Revisiting The Raiders And Bears Trade For Khalil Mack
Brace Hemmelgarn-USA TODAY Sports

A year ago, the biggest storyline in Raider Land was the team’s best player — Khalil Mack — being away from the team as he awaited a new contract extension. Of course, in June of 2018 no one imagined that he’d actually be moved, but his absence remained a thorn in the side of new head coach Jon Gruden.

A few months later, in the first week of September, one of the more significant trades in franchise (and probably league) history was consummated. The Oakland Raiders were sending Khalil Mack to the Chicago Bears.

Now, nine months later, let’s take a look at where the trade currently stands…

Raiders received: 2019 First-Round Pick, 2020 First-Round Pick, 2020 Third-Round Pick, 2019 Sixth-Round Pick

Bears received: Khalil Mack, 2020 Second-Round Pick, 2020 Conditional Fifth-Round Pick

It’s worth noting that shortly after the trade was completed, the Bears also agreed to an extension with Mack that made him the highest paid defensive player in NFL history. The deal was for six years and $141 million — $90 million of which was guaranteed (and $60 million which was paid at signing).

So….was it worth it?

It’s honestly impossible to imagine a scenario where the answer to that question is “yes”, however, I do think now that we’re a year into the trade and one of those first rounders has become an actual player, that it’s easy to feel better about things. The Bears’ first-rounder in 2019 turned into running back Josh Jacobs, while the sixth-round pick was sent to the Jets along with Kelechi Osemele for a 5th round pick.

But what about those 2020 picks? As it stands, the Bears have the eighth-highest over/under win total in Las Vegas — tied with five other teams at nine wins. The Raiders remain near the bottom of the league, with just two teams “projected” to win less games this season. If that were to stand, the Raiders would receive a pick in the early 20s but would be sending back a pick in the mid-30’s — which would be a nightmare.

For this trade to become salvageable, the Raiders are going to need some major regression from the Bears — which isn’t unimaginable considering they were the sixth-luckiest team in football last season. They’ll also need some progression themselves, of course. If the Raiders can see the Bears pick creep into the top-20, while their own floats down towards 10 then the pick swap becomes far more manageable.

One other thing that I think is worth mentioning here is how the finances all break down. By trading Mack, the Raiders also added something that never shows up in a trade breakdown: cash. Now, the Raiders aren’t hard-pressed for cap space, but there has been debate about whether or not they’re hard-pressed for cash. Either way, let’s assume that the Raiders had to choose between spending $23 million a year on Mack or someone else.

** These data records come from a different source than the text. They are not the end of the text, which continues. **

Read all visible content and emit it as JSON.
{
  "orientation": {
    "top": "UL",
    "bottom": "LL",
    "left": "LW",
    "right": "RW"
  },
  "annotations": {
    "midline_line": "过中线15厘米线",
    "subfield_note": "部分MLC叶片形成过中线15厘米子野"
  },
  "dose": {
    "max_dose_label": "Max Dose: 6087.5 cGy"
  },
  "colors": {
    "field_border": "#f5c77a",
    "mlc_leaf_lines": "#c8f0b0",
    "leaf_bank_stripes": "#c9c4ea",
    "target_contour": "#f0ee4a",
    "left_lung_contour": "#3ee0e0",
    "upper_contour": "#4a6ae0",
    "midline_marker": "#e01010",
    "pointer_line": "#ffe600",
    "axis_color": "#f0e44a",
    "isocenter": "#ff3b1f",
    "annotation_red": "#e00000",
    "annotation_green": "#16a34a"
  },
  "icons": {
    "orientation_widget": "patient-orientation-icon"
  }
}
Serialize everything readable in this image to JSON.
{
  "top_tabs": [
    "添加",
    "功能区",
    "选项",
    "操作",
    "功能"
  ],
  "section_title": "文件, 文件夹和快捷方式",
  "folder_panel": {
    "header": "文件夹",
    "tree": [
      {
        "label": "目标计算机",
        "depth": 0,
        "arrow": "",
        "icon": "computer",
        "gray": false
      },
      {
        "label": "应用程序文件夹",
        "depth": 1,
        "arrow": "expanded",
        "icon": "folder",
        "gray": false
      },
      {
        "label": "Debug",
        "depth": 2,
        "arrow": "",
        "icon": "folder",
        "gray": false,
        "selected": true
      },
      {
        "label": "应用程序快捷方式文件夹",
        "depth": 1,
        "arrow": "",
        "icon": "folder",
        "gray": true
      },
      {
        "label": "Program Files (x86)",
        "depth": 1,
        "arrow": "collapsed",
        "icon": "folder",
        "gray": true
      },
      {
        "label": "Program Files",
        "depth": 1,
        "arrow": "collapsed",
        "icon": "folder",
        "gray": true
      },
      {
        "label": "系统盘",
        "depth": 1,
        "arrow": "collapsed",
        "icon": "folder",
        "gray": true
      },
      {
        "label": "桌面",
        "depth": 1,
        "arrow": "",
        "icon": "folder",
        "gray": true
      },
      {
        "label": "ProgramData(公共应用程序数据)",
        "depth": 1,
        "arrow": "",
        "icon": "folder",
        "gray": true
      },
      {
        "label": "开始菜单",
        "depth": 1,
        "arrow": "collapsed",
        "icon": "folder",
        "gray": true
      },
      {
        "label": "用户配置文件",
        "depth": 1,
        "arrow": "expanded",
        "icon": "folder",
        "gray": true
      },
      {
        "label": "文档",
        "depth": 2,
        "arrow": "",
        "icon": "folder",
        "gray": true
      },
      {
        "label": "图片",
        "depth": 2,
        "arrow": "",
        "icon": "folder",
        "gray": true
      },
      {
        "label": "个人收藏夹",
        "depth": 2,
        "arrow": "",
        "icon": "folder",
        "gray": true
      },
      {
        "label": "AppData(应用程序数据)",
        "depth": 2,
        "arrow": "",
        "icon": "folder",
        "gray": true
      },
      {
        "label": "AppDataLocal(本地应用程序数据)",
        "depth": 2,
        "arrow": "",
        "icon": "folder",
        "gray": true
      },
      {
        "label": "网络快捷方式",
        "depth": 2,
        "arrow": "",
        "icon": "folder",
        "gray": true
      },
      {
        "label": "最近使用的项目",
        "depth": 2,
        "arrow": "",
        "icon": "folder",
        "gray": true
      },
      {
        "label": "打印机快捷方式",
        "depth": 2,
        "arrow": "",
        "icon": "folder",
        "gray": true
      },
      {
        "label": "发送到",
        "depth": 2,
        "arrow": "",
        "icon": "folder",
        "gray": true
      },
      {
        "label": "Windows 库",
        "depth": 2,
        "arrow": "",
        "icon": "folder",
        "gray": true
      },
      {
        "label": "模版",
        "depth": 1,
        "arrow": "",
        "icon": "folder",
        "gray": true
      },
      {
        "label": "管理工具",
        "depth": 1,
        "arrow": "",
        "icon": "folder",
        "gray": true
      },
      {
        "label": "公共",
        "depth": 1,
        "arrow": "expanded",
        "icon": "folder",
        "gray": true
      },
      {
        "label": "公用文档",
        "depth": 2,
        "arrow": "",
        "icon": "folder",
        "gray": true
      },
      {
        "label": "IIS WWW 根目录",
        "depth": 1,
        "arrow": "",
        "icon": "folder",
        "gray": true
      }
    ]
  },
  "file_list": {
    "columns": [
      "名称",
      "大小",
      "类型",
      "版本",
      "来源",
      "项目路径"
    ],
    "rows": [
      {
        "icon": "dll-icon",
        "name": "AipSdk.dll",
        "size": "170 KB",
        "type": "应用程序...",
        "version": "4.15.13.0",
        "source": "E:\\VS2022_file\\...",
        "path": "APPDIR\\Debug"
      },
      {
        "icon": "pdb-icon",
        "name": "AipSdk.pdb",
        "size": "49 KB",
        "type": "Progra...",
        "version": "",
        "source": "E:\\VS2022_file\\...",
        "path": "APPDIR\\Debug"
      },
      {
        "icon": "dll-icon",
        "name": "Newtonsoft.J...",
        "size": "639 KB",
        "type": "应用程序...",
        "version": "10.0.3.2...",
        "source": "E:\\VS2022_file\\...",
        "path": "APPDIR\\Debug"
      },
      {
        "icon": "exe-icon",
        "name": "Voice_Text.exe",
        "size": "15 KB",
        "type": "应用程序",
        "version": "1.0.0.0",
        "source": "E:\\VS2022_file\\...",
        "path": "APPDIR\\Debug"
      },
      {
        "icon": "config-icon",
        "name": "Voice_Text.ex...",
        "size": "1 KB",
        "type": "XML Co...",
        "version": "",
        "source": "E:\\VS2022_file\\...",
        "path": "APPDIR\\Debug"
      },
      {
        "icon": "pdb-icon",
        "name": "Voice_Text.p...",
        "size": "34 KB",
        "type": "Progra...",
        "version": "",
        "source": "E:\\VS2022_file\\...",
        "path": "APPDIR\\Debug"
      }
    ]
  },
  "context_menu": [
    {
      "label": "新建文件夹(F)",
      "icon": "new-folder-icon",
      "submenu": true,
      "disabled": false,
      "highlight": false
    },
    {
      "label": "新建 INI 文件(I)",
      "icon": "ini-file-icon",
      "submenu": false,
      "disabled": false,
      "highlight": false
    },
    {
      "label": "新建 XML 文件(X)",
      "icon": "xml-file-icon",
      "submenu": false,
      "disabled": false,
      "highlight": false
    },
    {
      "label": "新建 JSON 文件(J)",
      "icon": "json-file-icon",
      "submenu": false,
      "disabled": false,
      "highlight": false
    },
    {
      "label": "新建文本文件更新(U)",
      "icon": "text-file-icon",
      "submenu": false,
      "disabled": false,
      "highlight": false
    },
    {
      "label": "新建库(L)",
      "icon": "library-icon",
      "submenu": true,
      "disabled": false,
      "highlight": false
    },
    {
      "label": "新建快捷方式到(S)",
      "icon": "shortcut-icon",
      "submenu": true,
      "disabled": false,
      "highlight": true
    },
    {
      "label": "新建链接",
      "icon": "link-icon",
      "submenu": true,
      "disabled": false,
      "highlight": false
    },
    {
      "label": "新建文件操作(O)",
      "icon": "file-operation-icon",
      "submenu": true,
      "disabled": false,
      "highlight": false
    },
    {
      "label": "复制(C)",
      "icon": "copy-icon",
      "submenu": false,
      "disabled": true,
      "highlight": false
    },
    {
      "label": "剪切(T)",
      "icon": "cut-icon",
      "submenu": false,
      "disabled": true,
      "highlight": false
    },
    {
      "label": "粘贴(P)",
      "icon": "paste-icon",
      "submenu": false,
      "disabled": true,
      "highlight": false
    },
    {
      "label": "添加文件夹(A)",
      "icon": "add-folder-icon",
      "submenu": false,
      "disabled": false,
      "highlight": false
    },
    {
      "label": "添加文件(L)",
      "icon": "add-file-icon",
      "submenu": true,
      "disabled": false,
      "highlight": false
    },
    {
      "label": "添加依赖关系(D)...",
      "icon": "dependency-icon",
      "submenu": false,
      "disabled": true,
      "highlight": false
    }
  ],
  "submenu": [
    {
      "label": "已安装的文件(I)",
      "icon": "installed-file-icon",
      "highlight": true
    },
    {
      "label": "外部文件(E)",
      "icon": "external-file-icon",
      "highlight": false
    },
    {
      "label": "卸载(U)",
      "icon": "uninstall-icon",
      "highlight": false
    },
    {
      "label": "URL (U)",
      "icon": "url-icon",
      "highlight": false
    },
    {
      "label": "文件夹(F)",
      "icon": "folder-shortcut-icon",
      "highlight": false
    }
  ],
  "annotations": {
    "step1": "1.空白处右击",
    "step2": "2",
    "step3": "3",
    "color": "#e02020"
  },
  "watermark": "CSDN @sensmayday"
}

By trading Mack, the Raiders also freed up the space necessary to sign free agents like Trent Brown ($16.5 million annually), Lamarcus Joyner ($10.5 million annually) and others (Tyrell Williams, Vontaze Burfict, Brandon Marshall, etc.).

So what’s the verdict? Well, I’d still rather have Khalil Mack. If there’s one person that the Raiders could dream up to drop into the 2019 roster, it’s basically Khalil Mack — and so while Jacobs and the free agents (as well as future picks) will help, this year they remain disadvantaged. While it’s easy to see a pathway in which this trade becomes more and more palatable over time, we’re not totally there yet.